Meier acknowledged selling the opera house to someone with resources to bring it back set the trajectory for its restoration.
Now that ORG is free of its responsibility for the opera house, they have their hands in quite a few things, Busch said. Most recently, they brought renowned tenor Ronan Tynan back for a second performance. Prior to the pandemic, they had plans for several things, including entertainment in State Street Park.
ORG was instrumental in having a pavilion built in the park, and they were planning a blues concert there in the summer.
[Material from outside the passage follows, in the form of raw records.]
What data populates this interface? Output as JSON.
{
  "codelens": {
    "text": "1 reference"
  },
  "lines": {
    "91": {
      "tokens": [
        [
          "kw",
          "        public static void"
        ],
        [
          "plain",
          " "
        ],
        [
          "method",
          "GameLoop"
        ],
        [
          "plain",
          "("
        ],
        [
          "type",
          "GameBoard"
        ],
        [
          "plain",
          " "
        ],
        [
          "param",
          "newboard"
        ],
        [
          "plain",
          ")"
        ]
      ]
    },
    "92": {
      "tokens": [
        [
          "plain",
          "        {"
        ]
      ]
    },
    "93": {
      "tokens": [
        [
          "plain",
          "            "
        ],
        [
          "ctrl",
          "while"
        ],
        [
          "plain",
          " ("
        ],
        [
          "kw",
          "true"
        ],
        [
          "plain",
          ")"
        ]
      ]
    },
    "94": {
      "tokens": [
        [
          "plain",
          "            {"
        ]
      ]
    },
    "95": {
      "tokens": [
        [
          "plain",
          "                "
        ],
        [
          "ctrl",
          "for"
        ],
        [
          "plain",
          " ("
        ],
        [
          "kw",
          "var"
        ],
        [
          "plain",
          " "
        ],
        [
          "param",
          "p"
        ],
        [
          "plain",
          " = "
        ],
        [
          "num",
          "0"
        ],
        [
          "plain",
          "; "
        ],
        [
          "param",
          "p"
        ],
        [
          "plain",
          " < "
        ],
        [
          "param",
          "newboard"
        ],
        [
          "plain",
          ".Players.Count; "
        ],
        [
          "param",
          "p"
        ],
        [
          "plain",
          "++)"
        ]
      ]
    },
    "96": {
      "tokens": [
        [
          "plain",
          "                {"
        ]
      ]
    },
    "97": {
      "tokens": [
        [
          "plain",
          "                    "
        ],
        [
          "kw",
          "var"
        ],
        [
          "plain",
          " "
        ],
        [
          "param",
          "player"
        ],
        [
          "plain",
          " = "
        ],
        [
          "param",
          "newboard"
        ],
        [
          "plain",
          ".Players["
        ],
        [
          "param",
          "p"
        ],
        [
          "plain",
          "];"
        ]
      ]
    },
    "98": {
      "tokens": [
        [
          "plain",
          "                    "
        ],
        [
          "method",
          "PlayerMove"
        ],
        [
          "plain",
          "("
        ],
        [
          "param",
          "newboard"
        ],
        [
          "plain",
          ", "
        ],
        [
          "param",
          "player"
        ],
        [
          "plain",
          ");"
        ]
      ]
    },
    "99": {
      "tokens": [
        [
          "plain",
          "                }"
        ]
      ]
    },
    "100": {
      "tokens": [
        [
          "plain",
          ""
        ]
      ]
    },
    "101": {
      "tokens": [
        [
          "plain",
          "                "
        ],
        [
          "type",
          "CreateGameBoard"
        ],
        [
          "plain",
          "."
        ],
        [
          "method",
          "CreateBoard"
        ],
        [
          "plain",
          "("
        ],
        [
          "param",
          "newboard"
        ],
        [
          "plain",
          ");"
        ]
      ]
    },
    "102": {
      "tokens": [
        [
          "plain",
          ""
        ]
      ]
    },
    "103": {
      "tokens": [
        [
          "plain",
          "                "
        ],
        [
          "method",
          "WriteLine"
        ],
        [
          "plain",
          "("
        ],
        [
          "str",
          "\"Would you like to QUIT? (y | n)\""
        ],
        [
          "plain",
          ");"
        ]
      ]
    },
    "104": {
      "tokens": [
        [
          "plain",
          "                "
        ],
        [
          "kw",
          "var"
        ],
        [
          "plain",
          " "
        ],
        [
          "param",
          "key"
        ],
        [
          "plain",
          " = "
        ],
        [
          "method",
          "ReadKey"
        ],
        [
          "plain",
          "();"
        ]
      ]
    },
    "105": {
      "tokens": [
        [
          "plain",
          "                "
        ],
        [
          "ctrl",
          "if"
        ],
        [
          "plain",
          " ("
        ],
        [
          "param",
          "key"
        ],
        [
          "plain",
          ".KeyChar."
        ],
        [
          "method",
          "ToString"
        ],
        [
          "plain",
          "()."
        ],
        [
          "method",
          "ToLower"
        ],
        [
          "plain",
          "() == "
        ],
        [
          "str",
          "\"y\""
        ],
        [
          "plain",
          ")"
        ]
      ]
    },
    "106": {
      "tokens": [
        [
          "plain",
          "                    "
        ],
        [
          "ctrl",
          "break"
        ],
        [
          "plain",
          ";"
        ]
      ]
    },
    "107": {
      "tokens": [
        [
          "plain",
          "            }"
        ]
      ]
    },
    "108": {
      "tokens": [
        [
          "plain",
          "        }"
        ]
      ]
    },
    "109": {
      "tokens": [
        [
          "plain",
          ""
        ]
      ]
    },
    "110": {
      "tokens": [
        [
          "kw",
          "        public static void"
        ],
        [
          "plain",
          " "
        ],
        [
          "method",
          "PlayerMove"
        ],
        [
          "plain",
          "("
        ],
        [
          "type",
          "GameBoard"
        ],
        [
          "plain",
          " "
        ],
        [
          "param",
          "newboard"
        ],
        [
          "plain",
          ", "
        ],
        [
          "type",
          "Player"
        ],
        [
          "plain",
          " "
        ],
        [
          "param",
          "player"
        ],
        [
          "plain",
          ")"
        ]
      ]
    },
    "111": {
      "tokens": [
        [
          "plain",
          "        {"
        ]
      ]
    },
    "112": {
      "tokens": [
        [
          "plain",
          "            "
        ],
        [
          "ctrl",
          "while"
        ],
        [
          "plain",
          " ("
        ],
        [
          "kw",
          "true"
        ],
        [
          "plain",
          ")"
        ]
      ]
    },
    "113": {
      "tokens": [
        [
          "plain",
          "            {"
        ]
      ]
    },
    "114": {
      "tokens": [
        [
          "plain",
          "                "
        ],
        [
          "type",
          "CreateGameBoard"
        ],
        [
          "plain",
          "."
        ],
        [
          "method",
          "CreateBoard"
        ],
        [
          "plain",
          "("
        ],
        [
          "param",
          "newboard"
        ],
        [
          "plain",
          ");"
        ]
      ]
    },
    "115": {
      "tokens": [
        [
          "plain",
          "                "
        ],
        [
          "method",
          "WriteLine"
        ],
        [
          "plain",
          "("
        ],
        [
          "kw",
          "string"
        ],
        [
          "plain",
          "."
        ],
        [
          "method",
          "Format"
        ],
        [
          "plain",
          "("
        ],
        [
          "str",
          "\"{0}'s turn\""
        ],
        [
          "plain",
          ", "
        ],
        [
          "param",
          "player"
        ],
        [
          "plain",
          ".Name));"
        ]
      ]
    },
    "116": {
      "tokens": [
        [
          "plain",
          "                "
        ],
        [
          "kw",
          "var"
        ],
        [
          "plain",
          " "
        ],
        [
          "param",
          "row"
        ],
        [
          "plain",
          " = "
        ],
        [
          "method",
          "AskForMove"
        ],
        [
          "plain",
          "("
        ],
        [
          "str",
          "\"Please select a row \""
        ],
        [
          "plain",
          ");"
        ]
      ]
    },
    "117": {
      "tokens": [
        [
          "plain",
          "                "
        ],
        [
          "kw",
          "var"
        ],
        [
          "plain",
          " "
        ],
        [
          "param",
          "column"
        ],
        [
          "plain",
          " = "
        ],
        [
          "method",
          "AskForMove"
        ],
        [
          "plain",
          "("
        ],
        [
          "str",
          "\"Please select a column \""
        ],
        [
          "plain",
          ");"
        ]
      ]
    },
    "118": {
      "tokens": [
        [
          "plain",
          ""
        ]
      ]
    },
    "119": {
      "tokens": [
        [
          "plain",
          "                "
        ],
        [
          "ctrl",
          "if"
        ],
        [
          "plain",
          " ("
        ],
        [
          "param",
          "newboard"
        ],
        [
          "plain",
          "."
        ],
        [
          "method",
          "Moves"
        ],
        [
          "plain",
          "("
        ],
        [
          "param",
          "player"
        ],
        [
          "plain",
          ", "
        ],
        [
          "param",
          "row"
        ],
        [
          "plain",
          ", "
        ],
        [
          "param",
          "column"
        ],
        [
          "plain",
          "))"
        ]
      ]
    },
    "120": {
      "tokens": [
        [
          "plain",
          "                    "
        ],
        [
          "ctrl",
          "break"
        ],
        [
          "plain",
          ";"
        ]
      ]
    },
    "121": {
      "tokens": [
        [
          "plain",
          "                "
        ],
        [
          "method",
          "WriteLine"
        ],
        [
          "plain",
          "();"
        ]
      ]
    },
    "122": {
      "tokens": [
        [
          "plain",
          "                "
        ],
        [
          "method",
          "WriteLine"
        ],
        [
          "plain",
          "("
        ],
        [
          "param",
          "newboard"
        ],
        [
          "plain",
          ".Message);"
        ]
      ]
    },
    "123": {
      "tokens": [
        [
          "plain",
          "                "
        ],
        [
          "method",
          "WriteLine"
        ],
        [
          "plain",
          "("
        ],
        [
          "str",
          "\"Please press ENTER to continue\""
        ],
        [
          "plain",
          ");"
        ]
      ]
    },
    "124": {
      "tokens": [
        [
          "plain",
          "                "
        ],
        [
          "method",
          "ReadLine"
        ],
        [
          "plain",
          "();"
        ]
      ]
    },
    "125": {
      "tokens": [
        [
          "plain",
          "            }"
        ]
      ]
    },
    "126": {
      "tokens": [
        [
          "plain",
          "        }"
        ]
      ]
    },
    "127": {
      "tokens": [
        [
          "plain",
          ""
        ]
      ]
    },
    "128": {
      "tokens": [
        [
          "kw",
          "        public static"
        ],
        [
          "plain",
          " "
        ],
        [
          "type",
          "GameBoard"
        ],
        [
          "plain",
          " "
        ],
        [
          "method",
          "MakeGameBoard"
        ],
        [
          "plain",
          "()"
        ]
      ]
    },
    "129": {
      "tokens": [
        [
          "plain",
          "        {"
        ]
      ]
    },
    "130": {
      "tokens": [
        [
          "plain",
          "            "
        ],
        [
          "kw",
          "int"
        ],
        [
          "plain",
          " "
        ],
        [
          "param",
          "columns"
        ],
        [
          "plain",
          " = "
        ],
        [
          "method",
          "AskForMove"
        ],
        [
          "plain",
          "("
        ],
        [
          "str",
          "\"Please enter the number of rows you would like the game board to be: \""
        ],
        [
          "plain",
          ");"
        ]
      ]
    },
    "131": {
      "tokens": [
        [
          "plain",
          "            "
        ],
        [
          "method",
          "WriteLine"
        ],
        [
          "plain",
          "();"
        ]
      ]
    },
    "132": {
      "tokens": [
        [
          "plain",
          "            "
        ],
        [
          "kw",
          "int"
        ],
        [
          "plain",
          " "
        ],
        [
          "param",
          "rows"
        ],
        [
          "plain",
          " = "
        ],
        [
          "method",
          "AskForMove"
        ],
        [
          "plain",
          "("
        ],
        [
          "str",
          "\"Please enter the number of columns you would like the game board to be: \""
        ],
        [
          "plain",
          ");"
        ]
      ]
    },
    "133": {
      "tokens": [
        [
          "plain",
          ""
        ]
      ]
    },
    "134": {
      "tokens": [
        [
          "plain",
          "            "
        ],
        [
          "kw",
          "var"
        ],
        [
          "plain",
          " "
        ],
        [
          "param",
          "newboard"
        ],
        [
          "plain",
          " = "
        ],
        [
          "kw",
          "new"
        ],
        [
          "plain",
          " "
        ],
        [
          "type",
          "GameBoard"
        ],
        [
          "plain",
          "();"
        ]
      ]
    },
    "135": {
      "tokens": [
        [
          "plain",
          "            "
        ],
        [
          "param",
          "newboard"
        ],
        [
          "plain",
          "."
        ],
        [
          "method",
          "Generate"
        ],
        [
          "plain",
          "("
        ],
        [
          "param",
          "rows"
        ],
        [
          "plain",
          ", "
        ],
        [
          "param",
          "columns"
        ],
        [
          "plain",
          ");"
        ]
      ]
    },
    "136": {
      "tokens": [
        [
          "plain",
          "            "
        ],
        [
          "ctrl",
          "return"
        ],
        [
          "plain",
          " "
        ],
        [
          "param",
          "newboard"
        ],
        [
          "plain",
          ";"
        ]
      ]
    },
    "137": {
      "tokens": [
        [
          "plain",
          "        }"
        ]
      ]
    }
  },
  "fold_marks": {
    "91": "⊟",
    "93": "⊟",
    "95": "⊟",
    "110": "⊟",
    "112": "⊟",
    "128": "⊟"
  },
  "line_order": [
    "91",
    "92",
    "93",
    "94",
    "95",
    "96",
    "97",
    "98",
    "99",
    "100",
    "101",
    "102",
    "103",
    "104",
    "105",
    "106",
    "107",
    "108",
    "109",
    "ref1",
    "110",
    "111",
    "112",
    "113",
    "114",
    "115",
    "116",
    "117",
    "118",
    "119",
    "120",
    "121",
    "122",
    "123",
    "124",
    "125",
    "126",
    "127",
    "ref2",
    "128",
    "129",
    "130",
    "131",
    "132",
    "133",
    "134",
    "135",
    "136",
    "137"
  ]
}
ORG sponsors the Canal Village Farmer’s Market on the corner where Bank of America donated their drive-thru. They were also responsible for the interpretive signs which are placed throughout downtown.
Until the pandemic, they sponsored an annual Festival of Nine Lessons and Carols at St. Mary’s Church, and hope it can return next Christmas.
They were working to bring a prestigious saxophone quartet from Texas to Medina when the pandemic brought an end to those plans.
“That would be a large-scale event in conjunction with the Genesee Chorale, which Ric Jones of Medina directs,” Meier said.
ORG was meeting quarterly before the pandemic and members hope they can resume soon.
Members are Chris Bush, president, and Andrew Meier, treasurer. Before his death earlier this year, Bruce Krenning was vice president, but that office has not yet been filled. Cindy Robinson, Kathy Blackburn and Jake Hebdon are also members of the board.